By Chuck Stead
Ricky Cramshaw’s grandmother had introduced us kids to the Winter Solstice, and from then on we gathered with her on Dec 21 to burn a little dried bush along with some other things, and to thank Creator for the sun on the longest night of the year. There weren’t too many others in the village that openly celebrated this ancient holiday, but quietly, and in his own way, my dad Walt did. This usually meant a little twig fire in the backyard. My Irish Catholic mother Tessie avoided this. Clearly she disapproved.
Living on a dead end street in the last house before the Thruway, we seldom did any outdoor holiday decorations. Sometimes Walt stapled a string of tree lights around the front screen door. We did have a sickly little white pine, about six feet high, which looked like a sad little Charlie Brown Christmas tree, but it wasn’t strong enough to hold any decorations. My sister Terry planted it in our shady little dirt patch of a front yard, and for three years it inched its way upward but seldom produced a new needle. Walt tried to wrap it with Christmas tree lights but the poor little tree bent over and practically laid flat on the ground.
One December, just after Chanukah and a day before Solstice, it snowed heavy. In the morning we woke to a half foot white blanket. After breakfast Walt went out into the back yard and dug up his damp pile of kindling. Carefully he spread out the twigs in the garage to dry. Tessie was amused by this turn of events and told him the weather was against him. By late afternoon he had me sweep clear a place in the front yard, a few feet from Terry’s sad little white pine. The ground beneath the snow powder was cold and hard. Walt organized his little kindling twigs into a teepee shape on the frozen ground. He balled up a bit of newspaper, inserted it under the teepee and put a match to it. The paper burned itself out but the twigs did not light up. Not to be defeated he went to the garage and brought a handful of straw from the horse stable.

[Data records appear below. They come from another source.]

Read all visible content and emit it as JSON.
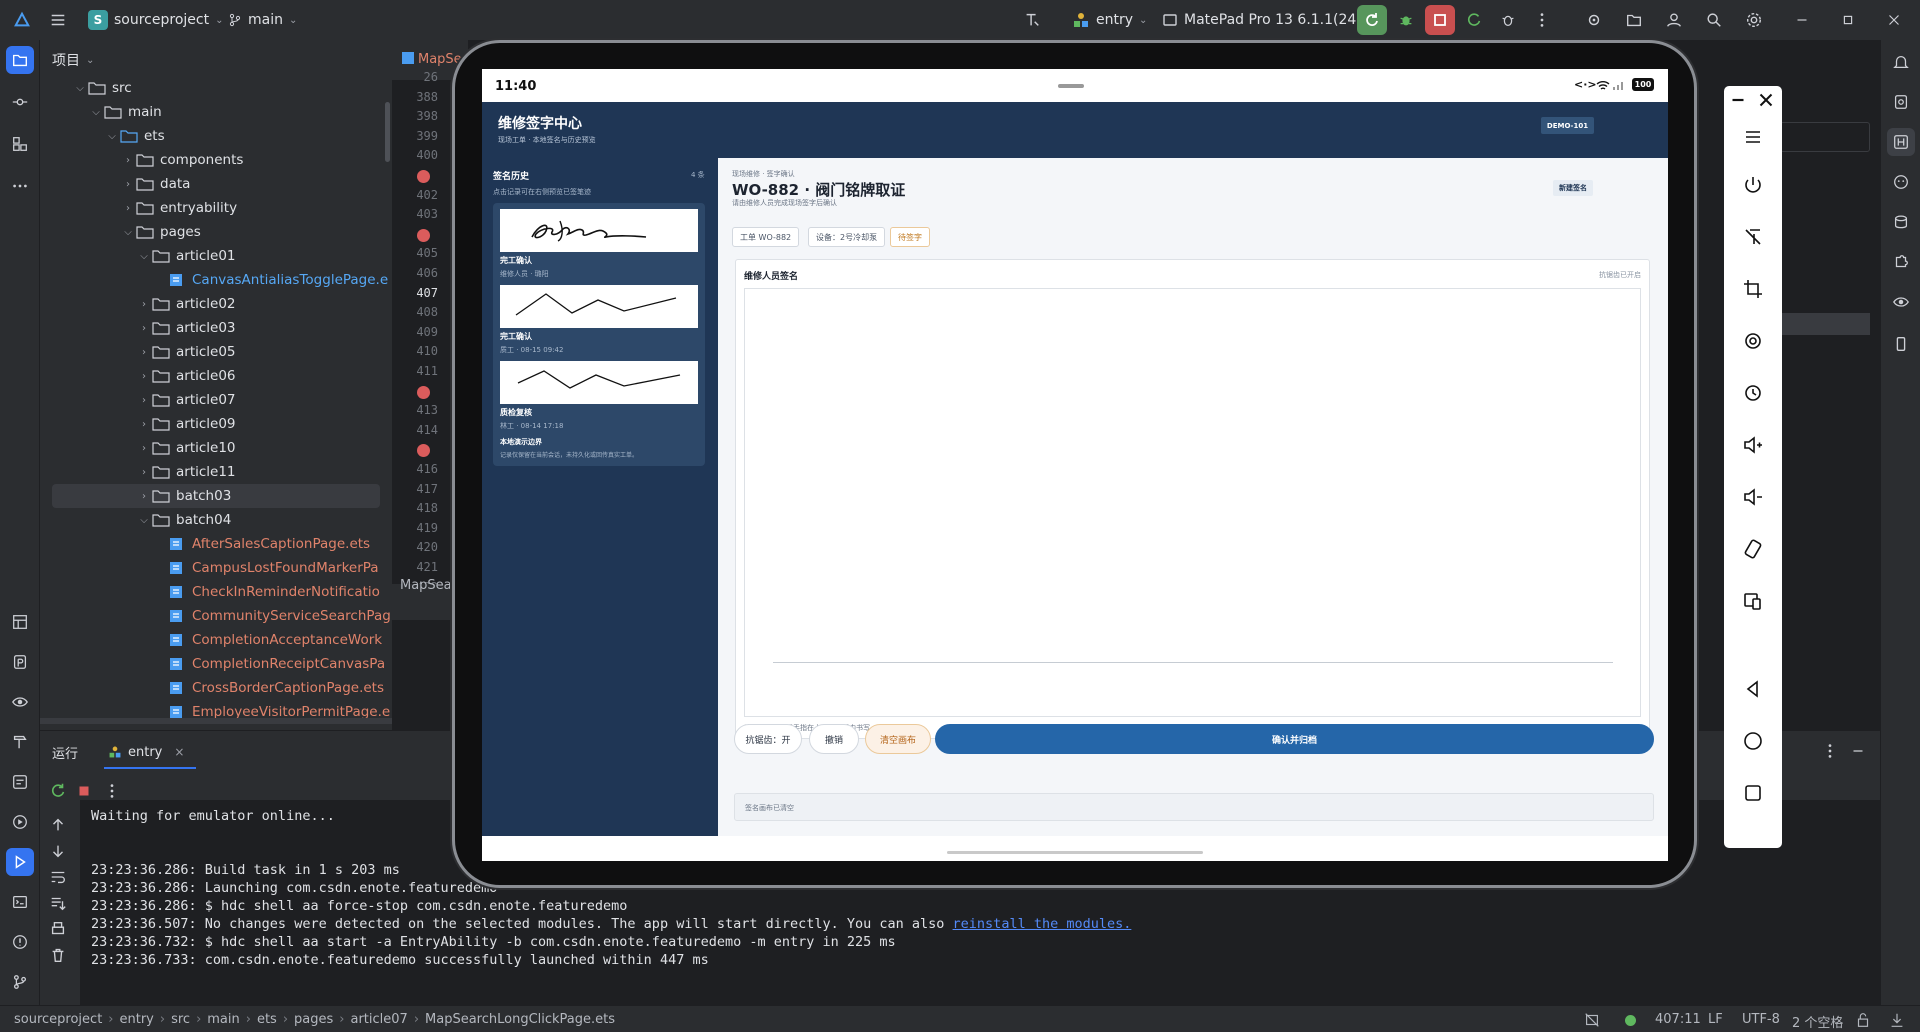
{
  "topbar": {
    "project_badge": "S",
    "project_name": "sourceproject",
    "branch": "main",
    "run_config": "entry",
    "device": "MatePad Pro 13 6.1.1(24)"
  },
  "project_panel": {
    "title": "项目",
    "tree": [
      {
        "label": "src",
        "depth": 0,
        "type": "folder",
        "open": true
      },
      {
        "label": "main",
        "depth": 1,
        "type": "folder",
        "open": true
      },
      {
        "label": "ets",
        "depth": 2,
        "type": "folder",
        "open": true,
        "accent": true
      },
      {
        "label": "components",
        "depth": 3,
        "type": "folder"
      },
      {
        "label": "data",
        "depth": 3,
        "type": "folder"
      },
      {
        "label": "entryability",
        "depth": 3,
        "type": "folder"
      },
      {
        "label": "pages",
        "depth": 3,
        "type": "folder",
        "open": true
      },
      {
        "label": "article01",
        "depth": 4,
        "type": "folder",
        "open": true
      },
      {
        "label": "CanvasAntialiasTogglePage.e",
        "depth": 5,
        "type": "file",
        "blue": true
      },
      {
        "label": "article02",
        "depth": 4,
        "type": "folder"
      },
      {
        "label": "article03",
        "depth": 4,
        "type": "folder"
      },
      {
        "label": "article05",
        "depth": 4,
        "type": "folder"
      },
      {
        "label": "article06",
        "depth": 4,
        "type": "folder"
      },
      {
        "label": "article07",
        "depth": 4,
        "type": "folder"
      },
      {
        "label": "article09",
        "depth": 4,
        "type": "folder"
      },
      {
        "label": "article10",
        "depth": 4,
        "type": "folder"
      },
      {
        "label": "article11",
        "depth": 4,
        "type": "folder"
      },
      {
        "label": "batch03",
        "depth": 4,
        "type": "folder",
        "selected": true
      },
      {
        "label": "batch04",
        "depth": 4,
        "type": "folder",
        "open": true
      },
      {
        "label": "AfterSalesCaptionPage.ets",
        "depth": 5,
        "type": "file"
      },
      {
        "label": "CampusLostFoundMarkerPa",
        "depth": 5,
        "type": "file"
      },
      {
        "label": "CheckInReminderNotificatio",
        "depth": 5,
        "type": "file"
      },
      {
        "label": "CommunityServiceSearchPag",
        "depth": 5,
        "type": "file"
      },
      {
        "label": "CompletionAcceptanceWork",
        "depth": 5,
        "type": "file"
      },
      {
        "label": "CompletionReceiptCanvasPa",
        "depth": 5,
        "type": "file"
      },
      {
        "label": "CrossBorderCaptionPage.ets",
        "depth": 5,
        "type": "file"
      },
      {
        "label": "EmployeeVisitorPermitPage.e",
        "depth": 5,
        "type": "file"
      }
    ]
  },
  "editor": {
    "tab_label": "MapSe",
    "bottom_tab": "MapSear",
    "lines": [
      "26",
      "388",
      "398",
      "399",
      "400",
      "",
      "402",
      "403",
      "",
      "405",
      "406",
      "407",
      "408",
      "409",
      "410",
      "411",
      "",
      "413",
      "414",
      "",
      "416",
      "417",
      "418",
      "419",
      "420",
      "421",
      "422",
      "423"
    ]
  },
  "run_panel": {
    "title": "运行",
    "tab": "entry",
    "lines": [
      {
        "text": "Waiting for emulator online..."
      },
      {
        "text": ""
      },
      {
        "text": "23:23:36.286: Build task in 1 s 203 ms"
      },
      {
        "text": "23:23:36.286: Launching com.csdn.enote.featuredemo"
      },
      {
        "text": "23:23:36.286: $ hdc shell aa force-stop com.csdn.enote.featuredemo"
      },
      {
        "text": "23:23:36.507: No changes were detected on the selected modules. The app will start directly. You can also ",
        "link": "reinstall the modules."
      },
      {
        "text": "23:23:36.732: $ hdc shell aa start -a EntryAbility -b com.csdn.enote.featuredemo -m entry in 225 ms"
      },
      {
        "text": "23:23:36.733: com.csdn.enote.featuredemo successfully launched within 447 ms"
      }
    ]
  },
  "statusbar": {
    "crumbs": [
      "sourceproject",
      "entry",
      "src",
      "main",
      "ets",
      "pages",
      "article07",
      "MapSearchLongClickPage.ets"
    ],
    "position": "407:11",
    "line_sep": "LF",
    "encoding": "UTF-8",
    "indent": "2 个空格"
  },
  "device": {
    "time": "11:40",
    "battery": "100"
  },
  "app": {
    "title": "维修签字中心",
    "subtitle": "现场工单 · 本地签名与历史预览",
    "badge": "DEMO-101",
    "history_title": "签名历史",
    "history_count": "4 条",
    "history_hint": "点击记录可在右侧预览已签笔迹",
    "history": [
      {
        "title": "完工确认",
        "sub": "维修人员 · 璐阳"
      },
      {
        "title": "完工确认",
        "sub": "质工 · 08-15 09:42"
      },
      {
        "title": "质检复核",
        "sub": "林工 · 08-14 17:18"
      }
    ],
    "boundary_title": "本地演示边界",
    "boundary_text": "记录仅保留在当前会话，未持久化或回传真实工单。",
    "breadcrumb": "现场维修 · 签字确认",
    "order_title": "WO-882 · 阀门铭牌取证",
    "order_sub": "请由维修人员完成现场签字后确认",
    "new_sign": "新建签名",
    "chips": [
      "工单 WO-882",
      "设备：2号冷却泵",
      "待签字"
    ],
    "panel_title": "维修人员签名",
    "panel_hint": "抗锯齿已开启",
    "canvas_hint": "请使用触控笔或手指在上方签名板内书写。",
    "btn_antialias": "抗锯齿：开",
    "btn_undo": "撤销",
    "btn_clear": "清空画布",
    "btn_confirm": "确认并归档",
    "status_text": "签名画布已清空"
  }
}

Carefully he inserted the dry straw, put a match to it and we watched the straw burn up, but not the gathered kindling. He took out his pipe, lit it and sat on the step next to me. We stared at the dysfunctional Solstice fire and at the spindly excuse for a pine tree next to it. Our front yard, despite the snow, was not very seasonal.
After a bit, Walt got up and walked around back to the garage. He returned with a red can of gasoline. Standing over the kindling he poured fuel onto it. Then he poured a little more. He thought about this and then poured a little more again. I moved further away along the step. He took a small wooden match, struck it and dropped it on the drenched kindling bundle. He stepped back. The burn moved slowly across the top of the kindling, then dropped inside and then imploded and leaped up a good five feet, jumped into the white pine and torched it. The flames did not last longer than a couple of minutes, and left behind a little circle of black ash and a single burnt stick that used to by Terry’s white pine.
Walt looked at me and said with satisfaction, “Now that was a Solstice fire.”
The black pine spindle remained frozen in the front yard for the rest of the winter. Tessie called it Walt’s Pagan Stick. Terry went out and offered a Christmas prayer for its miserable lost pine soul. When the spring came we pulled it down and planted grass seed across the dirt patch, which didn’t take except for the little circle where the pine had stood. It was like a little yard for an elf, maybe a Solstice Elf.